June 2018 Outbreaks and infectious disease can be difficult topics to cover. Stories need to be informative, sensitive and scientifically sound – all without inducing panic. When there were several Ebola cases in the United States starting in 2014, it was easy to feed public fear with inflammatory media coverage. When covering the recent outbreaks, what can journalists learn from that experience to avoid incendiary coverage while still respecting the public’s right to know?
Here are resources, infectious disease experts to interview and websites with useful tips about reporting on Ebola, emerging infectious diseases and lessons learned.
February 2018 It is likely that flu won’t be the only outbreak in 2018. Over the past year, there was an outbreak of yellow fever in Brazil, plague in Madagascar, cholera in Yemen and measles in Minnesota. While no one knows what else might occur in 2018, there is likely to be another infectious disease outbreak somewhere in the world in the coming year.
Helen Branswell, a veteran health reporter who found herself in the middle of an epidemic in 2003, suggests reporters establish relationships with some public health contacts before an outbreak, to ensure quick access to reliable infectious disease experts.
October 2017 The next big thing in global health doesn’t get much attention. Zoonotic diseases, or zoonoses, spread from vertebrate animals to human beings from viruses, bacteria, fungi, or other communicable agents, and scientists estimate 75 percent of new emerging infectious diseases will be zoonotic in origin. Humans and animals have a close relationship on an increasingly crowded planet, and this means zoonoses will be the diseases to watch in the near future.
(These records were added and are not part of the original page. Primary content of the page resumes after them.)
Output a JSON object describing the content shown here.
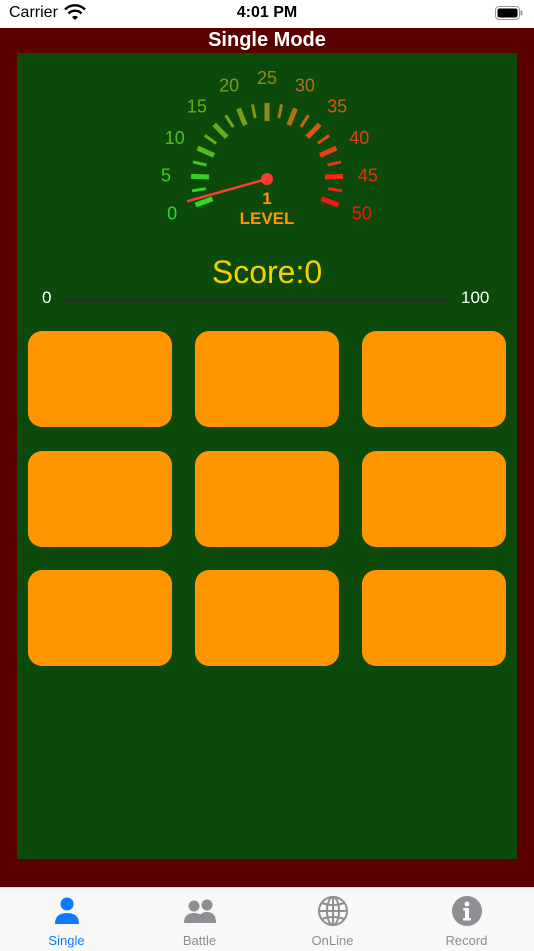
{
  "status_bar": {
    "carrier": "Carrier",
    "time": "4:01 PM"
  },
  "header": {
    "title": "Single Mode"
  },
  "gauge": {
    "scale_labels": [
      "0",
      "5",
      "10",
      "15",
      "20",
      "25",
      "30",
      "35",
      "40",
      "45",
      "50"
    ],
    "level_value": "1",
    "level_label": "LEVEL",
    "needle_value": 1
  },
  "score": {
    "text": "Score:0",
    "progress_min": "0",
    "progress_max": "100",
    "progress_value": 0
  },
  "tiles": [
    {
      "id": "tile-1"
    },
    {
      "id": "tile-2"
    },
    {
      "id": "tile-3"
    },
    {
      "id": "tile-4"
    },
    {
      "id": "tile-5"
    },
    {
      "id": "tile-6"
    },
    {
      "id": "tile-7"
    },
    {
      "id": "tile-8"
    },
    {
      "id": "tile-9"
    }
  ],
  "tabs": [
    {
      "label": "Single",
      "icon": "person-icon",
      "active": true
    },
    {
      "label": "Battle",
      "icon": "two-people-icon",
      "active": false
    },
    {
      "label": "OnLine",
      "icon": "globe-icon",
      "active": false
    },
    {
      "label": "Record",
      "icon": "info-icon",
      "active": false
    }
  ],
  "colors": {
    "frame": "#5b0000",
    "board": "#0b4a0b",
    "tile": "#ff9500",
    "score": "#f5d000",
    "level": "#ff9500",
    "tab_active": "#0a7aff",
    "tab_inactive": "#8e8e93"
  }
}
But most people haven’t heard of zoonotic diseases, and most journalists haven’t covered them. In fact, these infectious diseases rarely make headlines or the nightly news until human-to-human transmission reaches potential pandemic proportions.
October 2017 Ever wonder which emerging diseases to watch? You’re not alone. Even for scientists, it’s difficult to tell which disease will be the next Ebola, or when it will happen. Many dangerous outbreaks in recent years have been both zoonotic and viral, so animal-borne viruses are a good place to look for the next one. Many diseases on this list are also zoonoses (see this tip sheet on understanding zoonoses) and caused by viruses, and all are emerging infectious diseases – or else they have the potential to re-emerge in the near future.
June 2017 In a 24-page report for CQ Researcher, Bara Vaida examines how the Ebola and Zika outbreaks illustrated clear gaps in preparedness and what the globe has been doing to respond. She also addresses the issue of bioterrorism and whether the U.S. is prepared for a biological attack.
The in-depth paper looks at the background of infectious diseases as well as emerging threats, leadership and collaboration in th global health community and predictions about the next pandemic. An extensive bibliography and related reading list offer a guide to sources for reporters. CQ Researcher has granted access to this report for AHCJ members.
April 2009 As journalists may be preparing to cover the outbreak of H1N1, also known as swine flu, that has been identified in Mexico and the United States, AHCJ has a number of resources to offer. In addition, we have gathered links to other organizations, relevant hearings and press briefings and some expert sources.
April 2007 Excerpts from "The Great Influenza: The Epic Story of the Deadliest Plague in History," by John M. Barry, that were reprinted in the Spring 2007 issue of Nieman Reports as part of a report about "The Next Big (Health) Crisis - And How to Cover It," a conference cosponsored by AHCJ at the Nieman Foundation.